Submitted to: Meeting Abstract
Publication Type: Abstract Only
Publication Acceptance Date: 7/19/2015
Publication Date: 7/23/2015
Citation: Woodell, L., Olsen, N., Schisler, D.A., Slininger, P.J. 2015. Vine kill interval and temperature effects on Fusarium dry rot development in Russet Burbank. Meeting Abstract. Interpretive Summary:
Technical Abstract: Fusarium dry rot disease development in potato storage is universal to all market sectors and regions. The objective of this 2-year study was to evaluate three possible management decisions that may impact Fusarium dry rot development in storage: a) vine kill to harvest time, b) harvested tuber pulp temperature, and c) final storage temperature. Russet Burbank tubers grown at Kimberly, Idaho were either not killed, or mechanically vine killed at 4 weeks or 2 weeks before harvest. Yield, grade, specific gravity, bruise susceptibility and processing quality, as indicated by sugar concentrations and fry color, were evaluated at harvest. Processing quality was also monitored periodically during storage. Subsamples from the 2-week vine kill treatment were split into two additional studies to produce 1) pulp temperature treatments of 7.2, 12.8 or 18.3ºC, or 2) final holding temperature treatments of 4.4, 5.6, 7.2 or 8.9 ºC. Storage samples were inoculated with Fusarium sambucinum, cured at 12.8°C (95%RH), and ramped 0.3°C/day to 7.2°C for the field and pulp temperature studies.

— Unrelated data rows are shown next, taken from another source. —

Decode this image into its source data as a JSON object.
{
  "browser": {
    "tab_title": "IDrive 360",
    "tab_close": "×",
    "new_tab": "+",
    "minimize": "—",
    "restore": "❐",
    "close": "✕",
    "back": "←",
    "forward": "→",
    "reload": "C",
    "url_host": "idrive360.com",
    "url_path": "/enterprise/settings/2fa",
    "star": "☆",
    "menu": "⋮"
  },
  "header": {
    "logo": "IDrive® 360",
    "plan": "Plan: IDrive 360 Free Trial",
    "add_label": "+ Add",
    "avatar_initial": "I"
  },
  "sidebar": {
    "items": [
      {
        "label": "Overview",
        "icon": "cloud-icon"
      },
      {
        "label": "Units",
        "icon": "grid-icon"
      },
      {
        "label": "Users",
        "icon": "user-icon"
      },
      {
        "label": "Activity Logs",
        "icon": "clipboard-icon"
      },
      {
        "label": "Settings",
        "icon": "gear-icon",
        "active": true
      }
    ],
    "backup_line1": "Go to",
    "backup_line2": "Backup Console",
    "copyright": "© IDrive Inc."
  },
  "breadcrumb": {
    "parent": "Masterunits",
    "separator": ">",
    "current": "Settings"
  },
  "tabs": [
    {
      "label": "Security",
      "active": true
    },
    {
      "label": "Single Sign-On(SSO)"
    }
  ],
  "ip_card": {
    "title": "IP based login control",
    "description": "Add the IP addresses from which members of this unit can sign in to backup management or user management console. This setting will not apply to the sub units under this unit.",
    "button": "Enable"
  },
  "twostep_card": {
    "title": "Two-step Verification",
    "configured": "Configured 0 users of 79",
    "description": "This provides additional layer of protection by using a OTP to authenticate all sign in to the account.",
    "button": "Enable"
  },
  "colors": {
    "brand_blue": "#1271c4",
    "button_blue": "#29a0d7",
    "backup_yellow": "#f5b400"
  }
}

Tubers were evaluated for percent incidence and severity of dry rot infection. There were limited differences between vine kill treatments on tuber quality and yield. In one year processing quality was lower with the 4 week vine kill treatment at harvest and in storage. There were no differences in dry rot incidence or severity due to vine kill interval, harvested tuber pulp temperature, or final storage temperatures. Fusarium dry rot decay in storage did not appear to be greatly affected by tuber maturity, pulp or storage temperatures. Additional management strategies need to be assessed to minimize decay development. (Oral, Extension, Production and Management, PAA membership #38).